HOUSTON — Tuesday marked two grim milestones in Texas since the COVID-19 pandemic began. There are now 14,218 lab confirmed COVID-19 patients in the hospitals, the first time that number has surpassed 14,000. Texas also reports 286 more COVID-19 deaths, surpassing 30,000 deaths. The death toll currently stands at 30,219.  

Houston hospitals are on the brink of being overwhelmed, and our healthcare workers are exhausted.

Still, many people just aren’t listening -- in Texas and across the country. That’s one reason why Alex Goldstein, a communications expert in Boston, wanted to humanize the headlines.

Back in March he started a page on Twitter, @FacesOfCovid.

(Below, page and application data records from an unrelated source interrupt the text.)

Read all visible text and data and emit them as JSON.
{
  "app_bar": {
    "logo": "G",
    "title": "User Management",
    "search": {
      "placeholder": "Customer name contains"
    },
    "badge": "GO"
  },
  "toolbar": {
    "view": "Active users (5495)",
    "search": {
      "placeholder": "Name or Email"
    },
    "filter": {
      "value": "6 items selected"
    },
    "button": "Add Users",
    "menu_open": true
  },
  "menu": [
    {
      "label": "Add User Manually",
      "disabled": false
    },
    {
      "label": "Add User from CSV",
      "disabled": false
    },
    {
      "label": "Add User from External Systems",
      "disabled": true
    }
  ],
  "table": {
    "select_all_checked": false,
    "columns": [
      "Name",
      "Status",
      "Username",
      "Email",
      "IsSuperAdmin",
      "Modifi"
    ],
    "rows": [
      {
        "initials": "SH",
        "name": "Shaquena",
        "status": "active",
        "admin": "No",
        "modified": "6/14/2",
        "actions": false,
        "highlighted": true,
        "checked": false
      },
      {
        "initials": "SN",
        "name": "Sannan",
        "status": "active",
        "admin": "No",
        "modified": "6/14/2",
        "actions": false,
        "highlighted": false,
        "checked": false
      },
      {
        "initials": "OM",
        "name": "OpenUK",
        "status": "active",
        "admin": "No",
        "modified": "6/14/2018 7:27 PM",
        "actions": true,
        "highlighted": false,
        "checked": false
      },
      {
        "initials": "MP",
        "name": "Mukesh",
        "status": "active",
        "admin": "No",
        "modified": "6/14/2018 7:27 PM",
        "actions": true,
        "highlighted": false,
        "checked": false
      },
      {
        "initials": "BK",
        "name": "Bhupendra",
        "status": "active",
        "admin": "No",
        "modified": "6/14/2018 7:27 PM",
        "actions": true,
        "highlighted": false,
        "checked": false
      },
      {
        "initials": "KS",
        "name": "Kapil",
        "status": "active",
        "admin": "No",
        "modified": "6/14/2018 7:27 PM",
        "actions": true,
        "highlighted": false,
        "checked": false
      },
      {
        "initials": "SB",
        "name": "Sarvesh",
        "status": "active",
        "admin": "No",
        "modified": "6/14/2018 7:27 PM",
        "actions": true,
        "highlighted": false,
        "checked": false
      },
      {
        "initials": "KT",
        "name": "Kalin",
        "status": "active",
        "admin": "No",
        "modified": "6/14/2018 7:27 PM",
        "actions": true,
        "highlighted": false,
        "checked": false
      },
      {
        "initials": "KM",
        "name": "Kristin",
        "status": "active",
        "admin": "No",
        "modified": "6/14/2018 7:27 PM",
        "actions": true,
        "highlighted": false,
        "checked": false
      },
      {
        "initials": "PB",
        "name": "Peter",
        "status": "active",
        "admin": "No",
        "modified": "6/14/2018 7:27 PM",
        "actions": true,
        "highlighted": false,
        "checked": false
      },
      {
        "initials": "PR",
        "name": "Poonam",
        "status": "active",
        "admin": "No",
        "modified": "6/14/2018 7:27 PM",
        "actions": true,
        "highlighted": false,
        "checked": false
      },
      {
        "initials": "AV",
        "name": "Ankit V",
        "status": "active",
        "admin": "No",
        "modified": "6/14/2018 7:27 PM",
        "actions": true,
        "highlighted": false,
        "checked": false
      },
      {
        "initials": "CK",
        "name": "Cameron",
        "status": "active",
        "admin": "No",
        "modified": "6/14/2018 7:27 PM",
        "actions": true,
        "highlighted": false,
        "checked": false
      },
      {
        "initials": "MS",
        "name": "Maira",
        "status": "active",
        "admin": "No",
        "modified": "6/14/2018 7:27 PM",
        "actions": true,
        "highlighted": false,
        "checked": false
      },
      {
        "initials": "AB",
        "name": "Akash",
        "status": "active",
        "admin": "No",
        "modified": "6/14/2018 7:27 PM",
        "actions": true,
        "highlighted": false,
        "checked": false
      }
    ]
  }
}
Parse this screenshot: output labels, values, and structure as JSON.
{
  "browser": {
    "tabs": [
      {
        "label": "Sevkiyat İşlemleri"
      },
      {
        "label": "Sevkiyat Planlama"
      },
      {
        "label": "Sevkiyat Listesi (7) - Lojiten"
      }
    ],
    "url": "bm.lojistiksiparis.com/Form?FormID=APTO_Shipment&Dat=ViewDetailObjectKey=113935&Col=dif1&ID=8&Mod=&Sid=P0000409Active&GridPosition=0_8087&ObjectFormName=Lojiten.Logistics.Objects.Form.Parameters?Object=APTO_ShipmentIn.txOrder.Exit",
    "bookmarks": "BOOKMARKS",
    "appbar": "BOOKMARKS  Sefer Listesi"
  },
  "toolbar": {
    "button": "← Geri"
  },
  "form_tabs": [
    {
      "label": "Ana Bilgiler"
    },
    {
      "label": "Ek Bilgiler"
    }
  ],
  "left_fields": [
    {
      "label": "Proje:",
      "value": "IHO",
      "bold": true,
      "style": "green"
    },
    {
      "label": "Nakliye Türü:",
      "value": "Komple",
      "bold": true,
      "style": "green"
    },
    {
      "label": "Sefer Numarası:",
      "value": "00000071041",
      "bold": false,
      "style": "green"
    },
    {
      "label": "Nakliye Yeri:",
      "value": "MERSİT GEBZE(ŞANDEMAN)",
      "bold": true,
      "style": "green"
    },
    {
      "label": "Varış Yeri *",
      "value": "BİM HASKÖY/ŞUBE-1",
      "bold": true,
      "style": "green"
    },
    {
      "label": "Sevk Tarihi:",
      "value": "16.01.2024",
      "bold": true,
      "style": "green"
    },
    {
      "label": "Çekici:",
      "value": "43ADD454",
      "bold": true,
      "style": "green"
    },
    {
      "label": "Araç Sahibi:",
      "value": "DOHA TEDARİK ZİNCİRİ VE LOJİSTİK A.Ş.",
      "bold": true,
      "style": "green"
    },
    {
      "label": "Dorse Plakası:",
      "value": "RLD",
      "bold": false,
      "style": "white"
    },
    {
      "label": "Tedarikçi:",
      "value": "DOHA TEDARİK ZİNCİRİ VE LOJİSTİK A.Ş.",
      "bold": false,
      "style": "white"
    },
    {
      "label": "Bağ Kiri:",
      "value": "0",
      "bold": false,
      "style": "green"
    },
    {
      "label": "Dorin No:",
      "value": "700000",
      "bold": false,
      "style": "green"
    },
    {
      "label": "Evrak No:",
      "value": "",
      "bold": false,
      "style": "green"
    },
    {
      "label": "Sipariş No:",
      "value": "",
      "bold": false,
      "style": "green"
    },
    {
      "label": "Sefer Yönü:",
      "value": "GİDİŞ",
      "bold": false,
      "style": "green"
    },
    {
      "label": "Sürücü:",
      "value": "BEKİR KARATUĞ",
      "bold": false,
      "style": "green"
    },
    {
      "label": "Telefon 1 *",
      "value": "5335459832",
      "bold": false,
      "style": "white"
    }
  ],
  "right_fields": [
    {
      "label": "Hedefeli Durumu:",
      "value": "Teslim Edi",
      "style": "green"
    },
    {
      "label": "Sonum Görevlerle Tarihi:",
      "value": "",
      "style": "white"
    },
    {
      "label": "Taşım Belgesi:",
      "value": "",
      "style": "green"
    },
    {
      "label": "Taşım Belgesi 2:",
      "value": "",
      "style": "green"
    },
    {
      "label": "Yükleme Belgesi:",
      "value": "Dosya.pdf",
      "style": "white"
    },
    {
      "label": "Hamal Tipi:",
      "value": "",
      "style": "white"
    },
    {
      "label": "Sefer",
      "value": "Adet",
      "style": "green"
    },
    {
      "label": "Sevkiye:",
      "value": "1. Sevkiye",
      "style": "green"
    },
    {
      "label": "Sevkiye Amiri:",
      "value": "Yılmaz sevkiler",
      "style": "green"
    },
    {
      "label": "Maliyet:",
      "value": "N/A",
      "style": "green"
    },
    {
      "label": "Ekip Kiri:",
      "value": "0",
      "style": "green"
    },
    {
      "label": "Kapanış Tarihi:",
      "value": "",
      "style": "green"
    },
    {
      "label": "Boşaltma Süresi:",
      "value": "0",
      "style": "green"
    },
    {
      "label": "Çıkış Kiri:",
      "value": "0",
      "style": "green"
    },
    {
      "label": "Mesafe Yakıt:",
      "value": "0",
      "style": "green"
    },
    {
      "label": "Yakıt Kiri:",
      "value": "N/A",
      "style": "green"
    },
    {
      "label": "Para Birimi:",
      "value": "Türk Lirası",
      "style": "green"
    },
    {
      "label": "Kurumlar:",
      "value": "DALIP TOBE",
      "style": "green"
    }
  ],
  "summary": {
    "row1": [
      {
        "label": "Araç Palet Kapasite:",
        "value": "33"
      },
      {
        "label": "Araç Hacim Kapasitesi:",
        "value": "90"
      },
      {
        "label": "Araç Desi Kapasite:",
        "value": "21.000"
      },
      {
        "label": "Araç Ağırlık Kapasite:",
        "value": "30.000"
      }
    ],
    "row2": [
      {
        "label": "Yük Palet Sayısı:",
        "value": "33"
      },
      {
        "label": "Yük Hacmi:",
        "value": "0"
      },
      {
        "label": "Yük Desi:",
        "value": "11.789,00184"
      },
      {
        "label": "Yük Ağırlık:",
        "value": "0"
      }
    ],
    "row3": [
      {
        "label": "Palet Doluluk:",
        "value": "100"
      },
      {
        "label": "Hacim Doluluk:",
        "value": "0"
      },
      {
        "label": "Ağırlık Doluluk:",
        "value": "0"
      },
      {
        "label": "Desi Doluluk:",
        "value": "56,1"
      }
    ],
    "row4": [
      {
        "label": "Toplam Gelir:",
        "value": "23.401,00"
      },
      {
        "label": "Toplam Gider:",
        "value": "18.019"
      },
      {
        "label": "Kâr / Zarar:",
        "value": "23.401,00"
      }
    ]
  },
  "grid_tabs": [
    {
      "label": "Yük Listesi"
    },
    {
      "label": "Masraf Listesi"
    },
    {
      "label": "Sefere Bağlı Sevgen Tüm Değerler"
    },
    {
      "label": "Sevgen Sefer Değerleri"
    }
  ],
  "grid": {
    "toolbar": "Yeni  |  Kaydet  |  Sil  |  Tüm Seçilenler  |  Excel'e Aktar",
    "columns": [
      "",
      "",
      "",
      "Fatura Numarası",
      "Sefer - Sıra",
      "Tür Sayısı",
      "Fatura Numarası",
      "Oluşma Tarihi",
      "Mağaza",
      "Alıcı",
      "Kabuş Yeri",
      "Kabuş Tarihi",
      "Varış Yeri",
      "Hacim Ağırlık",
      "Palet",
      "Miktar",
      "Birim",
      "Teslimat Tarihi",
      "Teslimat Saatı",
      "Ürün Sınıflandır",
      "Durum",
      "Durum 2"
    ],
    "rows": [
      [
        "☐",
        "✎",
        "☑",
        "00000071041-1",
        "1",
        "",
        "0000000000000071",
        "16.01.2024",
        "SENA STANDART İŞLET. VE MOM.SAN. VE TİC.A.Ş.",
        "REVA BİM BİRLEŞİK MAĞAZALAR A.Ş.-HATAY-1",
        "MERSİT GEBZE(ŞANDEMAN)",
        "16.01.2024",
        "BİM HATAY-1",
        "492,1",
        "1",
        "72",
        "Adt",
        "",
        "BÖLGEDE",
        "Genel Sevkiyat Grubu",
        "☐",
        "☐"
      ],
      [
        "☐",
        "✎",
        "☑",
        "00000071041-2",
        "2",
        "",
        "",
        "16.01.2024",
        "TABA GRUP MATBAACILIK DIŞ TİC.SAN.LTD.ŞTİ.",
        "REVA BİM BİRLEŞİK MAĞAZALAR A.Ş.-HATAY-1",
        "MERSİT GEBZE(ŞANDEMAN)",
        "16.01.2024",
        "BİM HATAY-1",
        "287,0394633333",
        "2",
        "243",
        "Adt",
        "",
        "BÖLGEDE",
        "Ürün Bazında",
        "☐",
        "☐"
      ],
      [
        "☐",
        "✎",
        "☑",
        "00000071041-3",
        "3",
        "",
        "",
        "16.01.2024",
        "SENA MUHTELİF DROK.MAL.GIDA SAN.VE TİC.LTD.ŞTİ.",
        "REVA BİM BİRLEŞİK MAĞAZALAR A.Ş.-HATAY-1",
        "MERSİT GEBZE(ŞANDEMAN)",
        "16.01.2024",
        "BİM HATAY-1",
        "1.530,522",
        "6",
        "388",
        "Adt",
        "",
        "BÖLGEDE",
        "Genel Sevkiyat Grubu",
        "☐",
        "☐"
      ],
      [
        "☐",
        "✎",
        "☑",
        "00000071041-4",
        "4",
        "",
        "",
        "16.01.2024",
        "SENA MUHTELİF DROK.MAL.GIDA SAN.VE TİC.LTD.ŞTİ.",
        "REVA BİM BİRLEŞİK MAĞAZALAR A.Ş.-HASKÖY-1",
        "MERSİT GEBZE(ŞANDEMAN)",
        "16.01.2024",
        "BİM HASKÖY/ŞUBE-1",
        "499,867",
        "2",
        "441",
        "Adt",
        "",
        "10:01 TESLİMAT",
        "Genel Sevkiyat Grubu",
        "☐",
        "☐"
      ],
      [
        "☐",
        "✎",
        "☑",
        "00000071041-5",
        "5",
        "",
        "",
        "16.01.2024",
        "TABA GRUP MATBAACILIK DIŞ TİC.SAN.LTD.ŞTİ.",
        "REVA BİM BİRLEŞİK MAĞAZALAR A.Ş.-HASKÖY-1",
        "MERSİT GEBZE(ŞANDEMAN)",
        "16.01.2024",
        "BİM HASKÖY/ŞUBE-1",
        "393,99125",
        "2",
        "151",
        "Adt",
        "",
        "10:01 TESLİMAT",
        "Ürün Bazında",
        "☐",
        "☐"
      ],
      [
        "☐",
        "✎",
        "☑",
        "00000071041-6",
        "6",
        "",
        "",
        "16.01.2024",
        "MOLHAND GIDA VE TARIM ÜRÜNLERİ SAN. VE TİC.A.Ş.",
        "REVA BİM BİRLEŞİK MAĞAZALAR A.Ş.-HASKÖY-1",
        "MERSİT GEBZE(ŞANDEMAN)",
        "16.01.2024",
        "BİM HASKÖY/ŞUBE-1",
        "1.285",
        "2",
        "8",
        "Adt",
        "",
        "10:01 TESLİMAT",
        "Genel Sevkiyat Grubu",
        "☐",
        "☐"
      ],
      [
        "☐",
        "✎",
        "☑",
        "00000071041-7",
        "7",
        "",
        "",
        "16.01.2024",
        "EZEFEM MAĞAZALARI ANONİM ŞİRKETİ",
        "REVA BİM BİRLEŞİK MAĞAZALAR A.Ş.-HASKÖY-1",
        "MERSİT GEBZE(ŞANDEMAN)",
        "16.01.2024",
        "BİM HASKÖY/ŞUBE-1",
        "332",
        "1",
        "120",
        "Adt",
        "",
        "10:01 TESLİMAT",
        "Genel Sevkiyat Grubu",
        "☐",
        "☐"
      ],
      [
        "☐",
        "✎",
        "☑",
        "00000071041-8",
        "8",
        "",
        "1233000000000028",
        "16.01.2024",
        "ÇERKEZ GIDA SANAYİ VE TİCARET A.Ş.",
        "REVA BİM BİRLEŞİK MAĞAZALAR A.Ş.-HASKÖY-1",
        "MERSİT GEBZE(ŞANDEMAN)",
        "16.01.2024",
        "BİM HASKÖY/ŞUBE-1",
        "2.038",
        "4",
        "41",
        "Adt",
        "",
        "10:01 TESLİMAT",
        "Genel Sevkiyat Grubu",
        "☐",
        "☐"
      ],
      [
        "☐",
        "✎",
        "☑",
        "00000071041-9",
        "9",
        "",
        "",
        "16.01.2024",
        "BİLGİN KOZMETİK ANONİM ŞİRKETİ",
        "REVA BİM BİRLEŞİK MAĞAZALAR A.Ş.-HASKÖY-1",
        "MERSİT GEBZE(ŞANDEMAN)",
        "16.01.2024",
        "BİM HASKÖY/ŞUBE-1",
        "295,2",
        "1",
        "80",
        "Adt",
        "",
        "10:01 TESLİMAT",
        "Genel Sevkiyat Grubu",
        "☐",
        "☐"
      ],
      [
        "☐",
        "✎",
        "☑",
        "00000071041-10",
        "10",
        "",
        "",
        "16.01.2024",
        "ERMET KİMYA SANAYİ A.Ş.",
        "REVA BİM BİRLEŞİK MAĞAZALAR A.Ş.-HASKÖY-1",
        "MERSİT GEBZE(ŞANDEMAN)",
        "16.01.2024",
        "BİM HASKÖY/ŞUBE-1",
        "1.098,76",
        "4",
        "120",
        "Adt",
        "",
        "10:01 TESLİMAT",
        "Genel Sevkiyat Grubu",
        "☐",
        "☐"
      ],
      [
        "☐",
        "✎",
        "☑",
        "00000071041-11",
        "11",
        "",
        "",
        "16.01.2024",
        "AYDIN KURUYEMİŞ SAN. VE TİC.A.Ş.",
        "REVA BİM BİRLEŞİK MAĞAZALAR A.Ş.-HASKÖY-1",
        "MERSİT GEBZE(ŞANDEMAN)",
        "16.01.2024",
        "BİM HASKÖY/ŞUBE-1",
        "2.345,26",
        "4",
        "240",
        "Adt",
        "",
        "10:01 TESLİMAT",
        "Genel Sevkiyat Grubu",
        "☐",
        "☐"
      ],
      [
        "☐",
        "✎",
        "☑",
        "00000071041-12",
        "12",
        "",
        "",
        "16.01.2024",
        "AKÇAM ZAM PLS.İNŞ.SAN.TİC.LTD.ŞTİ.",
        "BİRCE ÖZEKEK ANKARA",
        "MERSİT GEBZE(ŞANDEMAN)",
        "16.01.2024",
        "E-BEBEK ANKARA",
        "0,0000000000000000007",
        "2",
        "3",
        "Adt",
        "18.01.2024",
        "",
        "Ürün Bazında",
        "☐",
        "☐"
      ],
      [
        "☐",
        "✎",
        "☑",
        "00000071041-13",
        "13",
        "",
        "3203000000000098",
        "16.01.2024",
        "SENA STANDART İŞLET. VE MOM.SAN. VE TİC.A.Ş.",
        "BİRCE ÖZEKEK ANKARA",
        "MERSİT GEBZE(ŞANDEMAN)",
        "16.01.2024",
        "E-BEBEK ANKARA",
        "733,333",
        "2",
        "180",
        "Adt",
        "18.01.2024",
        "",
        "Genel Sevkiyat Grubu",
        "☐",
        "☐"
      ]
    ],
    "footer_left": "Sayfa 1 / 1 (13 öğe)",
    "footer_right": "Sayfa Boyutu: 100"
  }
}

“I was really struggling with how to process the headlines,” Goldstein said. “I think it’s important to affirm the basic dignity of the people we are losing and not reduce them to simple statistics.”

The Twitter page is a place people can submit the stories and pictures of lost loved ones, like Billy Loredo, 45, who died in December. His picture was submitted along with a quote, “I want you to know that I am fighting very hard for my life. I do it for you so that I can see you again. You are the most important person in my life and I miss you every day” Loredo wrote to his wife before his death.

@FacesOfCovid has gained nearly 150,000 followers. Goldstein said he wakes up to roughly 30 new submissions daily.

“I think that people are desperate for some kind of avenue to acknowledge, beyond the four walls of their house, that something horrible has happened to them and that their loved ones had meaning," Goldstein said.

The U.S. death toll is racing towards 400,000. Every hour people are dying alone, and their families are grieving alone.

“Those are 400,000 people who had stories. They had families and loved ones," Goldstein said.

Goldstein said the faces on his page show the range of people impacted by the virus.

“People who are perfectly healthy to people who are elderly and infirm, it has not spared anybody," Goldstein said. “Part of what @FacesOfCovid is trying to do is make this real for everyone.”

In a time where so many seem numb to the numbers, Goldstein hopes @FacesOfCovid helps humanize the pandemic.

“We are asking people to show up and do the right thing for people we don’t know. That’s the kind of country I want to live in, and I think most people do, too," Goldstein said.